These cinnamon buns are so easy to make that you will wonder what all the fuss is about. They look like pastries but are far less complicated because they are not made from puff pastry. The basis of these little beauties is plain and simple dough, that is enriched with butter, eggs and sugar. Light and soft they make a wonderful morning treat - although in my household they are usually baked in the afternoon and never see the light of another day.
125g whole milk warmed up
5g active dry/instant yeast (10g fresh*)
40g melted butter
20g caster sugar
250g bread flour
Pinch of salt
1 tsp ground cardamom (depending on taste)
1 large egg beaten (reserve some to brush the buns before baking or use another egg entirely)
50g softened butter
2 tsp ground cinnamon
25g soft brown sugar
25g caster sugar
Sprinkle active dry yeast into the warmed milk (if using instant yeast you can omit this step and just add the yeast to the flour directly) and cover it with cling film and wait till the yeast froths up or becomes bubbly. This indicates the yeast is alive. Combine all the dough ingredients with the yeast and milk mixture and knead the dough for 10-15 minutes. In a stand mixer with a dough hook this can take less time. The dough is ready when it passes the window pane test. This is when you take a small amount of dough, the size of an egg and make a ball and then stretch it out. If the dough stretches without tearing to the point where you can see light through it, the dough is ready. When dough made with white flour is ready it has a glossy and smooth skin that does not stick to your hands as much. Fold the dough to create a ball with a smooth surface and leave the dough to rise in a covered bowl in a draft free area (not too warm or too cold) for 1.5 hours or till the dough has doubled in size. The time for this can vary depending on the conditions. When the dough is doubled in size empty it on to a smooth surface and knead a little more (this is called knocking back the dough). Let the dough rest covered while you make the filling.
Combine the filling ingredients. You should have a smooth paste that can be spread over the dough.
Roll out the dough to a rectangle that is slightly larger than an A4 sized sheet of paper.
Knot shaped buns (pictured above): I prefer these because they seem to produce a lighter bun. For this shape spread the butter over half the length of the rectangle and fold the other half over and seal the edges (diagram above). Cut 9 strips of dough down the side. Take each strip and stretch and twist then fold into a knot.
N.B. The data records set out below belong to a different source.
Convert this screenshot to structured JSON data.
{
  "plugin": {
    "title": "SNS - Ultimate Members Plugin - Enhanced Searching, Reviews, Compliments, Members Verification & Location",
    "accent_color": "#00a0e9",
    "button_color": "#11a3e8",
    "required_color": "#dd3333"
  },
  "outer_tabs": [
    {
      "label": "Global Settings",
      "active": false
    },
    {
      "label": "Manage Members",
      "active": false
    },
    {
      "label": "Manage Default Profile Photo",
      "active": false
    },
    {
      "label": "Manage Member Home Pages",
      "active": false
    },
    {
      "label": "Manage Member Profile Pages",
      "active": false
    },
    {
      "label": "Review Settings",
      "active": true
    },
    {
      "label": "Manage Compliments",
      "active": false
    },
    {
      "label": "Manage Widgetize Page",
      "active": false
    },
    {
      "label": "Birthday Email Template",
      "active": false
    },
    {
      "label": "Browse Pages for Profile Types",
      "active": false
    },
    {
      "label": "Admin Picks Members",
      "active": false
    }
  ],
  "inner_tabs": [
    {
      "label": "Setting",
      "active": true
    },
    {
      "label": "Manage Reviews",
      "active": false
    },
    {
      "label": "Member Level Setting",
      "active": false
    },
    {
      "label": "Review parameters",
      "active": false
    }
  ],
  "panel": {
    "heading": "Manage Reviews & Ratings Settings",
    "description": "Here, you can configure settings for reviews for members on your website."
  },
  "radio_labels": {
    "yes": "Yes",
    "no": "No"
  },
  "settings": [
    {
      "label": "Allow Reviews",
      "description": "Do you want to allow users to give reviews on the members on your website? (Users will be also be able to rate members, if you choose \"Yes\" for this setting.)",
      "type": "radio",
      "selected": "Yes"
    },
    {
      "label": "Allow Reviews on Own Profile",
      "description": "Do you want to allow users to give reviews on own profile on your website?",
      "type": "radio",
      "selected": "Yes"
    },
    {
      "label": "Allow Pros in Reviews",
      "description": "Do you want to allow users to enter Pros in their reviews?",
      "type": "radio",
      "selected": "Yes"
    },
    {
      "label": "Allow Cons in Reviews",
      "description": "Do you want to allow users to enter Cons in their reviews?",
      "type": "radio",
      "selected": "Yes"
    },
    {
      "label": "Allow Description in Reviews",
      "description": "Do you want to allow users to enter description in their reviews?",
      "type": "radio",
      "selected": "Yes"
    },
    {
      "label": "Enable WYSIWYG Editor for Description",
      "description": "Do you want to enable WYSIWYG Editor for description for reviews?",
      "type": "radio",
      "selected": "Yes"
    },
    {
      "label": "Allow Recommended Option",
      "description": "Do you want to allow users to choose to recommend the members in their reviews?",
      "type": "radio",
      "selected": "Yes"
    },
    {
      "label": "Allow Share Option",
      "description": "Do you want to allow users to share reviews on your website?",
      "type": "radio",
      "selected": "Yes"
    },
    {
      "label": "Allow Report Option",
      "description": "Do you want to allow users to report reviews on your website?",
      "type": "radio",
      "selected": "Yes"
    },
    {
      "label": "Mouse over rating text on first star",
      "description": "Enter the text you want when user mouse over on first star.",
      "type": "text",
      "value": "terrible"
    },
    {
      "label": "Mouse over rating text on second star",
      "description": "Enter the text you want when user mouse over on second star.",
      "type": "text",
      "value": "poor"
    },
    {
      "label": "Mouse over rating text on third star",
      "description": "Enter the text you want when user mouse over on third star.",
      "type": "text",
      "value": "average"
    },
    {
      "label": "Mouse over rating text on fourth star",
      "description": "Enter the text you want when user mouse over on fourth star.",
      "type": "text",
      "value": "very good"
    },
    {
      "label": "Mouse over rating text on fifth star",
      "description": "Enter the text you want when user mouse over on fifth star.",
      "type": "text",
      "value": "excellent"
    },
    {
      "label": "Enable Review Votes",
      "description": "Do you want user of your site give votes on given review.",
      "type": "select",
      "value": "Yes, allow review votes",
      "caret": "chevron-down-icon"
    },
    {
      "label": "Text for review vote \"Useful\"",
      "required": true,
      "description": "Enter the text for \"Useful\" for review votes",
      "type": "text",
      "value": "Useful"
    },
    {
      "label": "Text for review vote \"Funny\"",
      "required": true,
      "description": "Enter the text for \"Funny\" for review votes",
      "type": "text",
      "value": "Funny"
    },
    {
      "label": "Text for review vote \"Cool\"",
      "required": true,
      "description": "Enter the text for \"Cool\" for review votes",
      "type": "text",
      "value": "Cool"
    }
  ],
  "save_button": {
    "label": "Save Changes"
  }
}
Here's a handy demonstration (though mine are a bit smaller as I cut the strips along the shorter side). Put the buns on a lined sheet to rest with room to expand.
Leave the buns covered for 30 minutes, then gently brush with a beaten egg and bake for 12 - 15 minutes till they are browning.
Spiral Shaped Buns: There are different ways to shape cinnamon buns - you may be familiar with the ones that look like a swirl. To make these spread the filling all over the rectangle of dough and roll the dough along the long side. Then cut the roll carefully into 9 rolls. Place them on a lined tray with space between them to expand. Leave them covered with a plastic sheet (greased to prevent sticking to the dough) for 30 minutes. Then brush with beaten egg and bake for 12 - 15 minutes till the buns are browning.
*If using fresh yeast you can add it to the milk and stir it in till it is dissolved. If it is fresh yeast you shouldn't need to wait to see if it bubbles as it can go straight into the flour. However, if you have had the yeast for over a week and need to be certain it is alive you can cover and leave it to bubble like you do with dry active yeast. A little bit of sugar will help the yeast activate faster and create the froth/bubbles you need to see for prove of validity.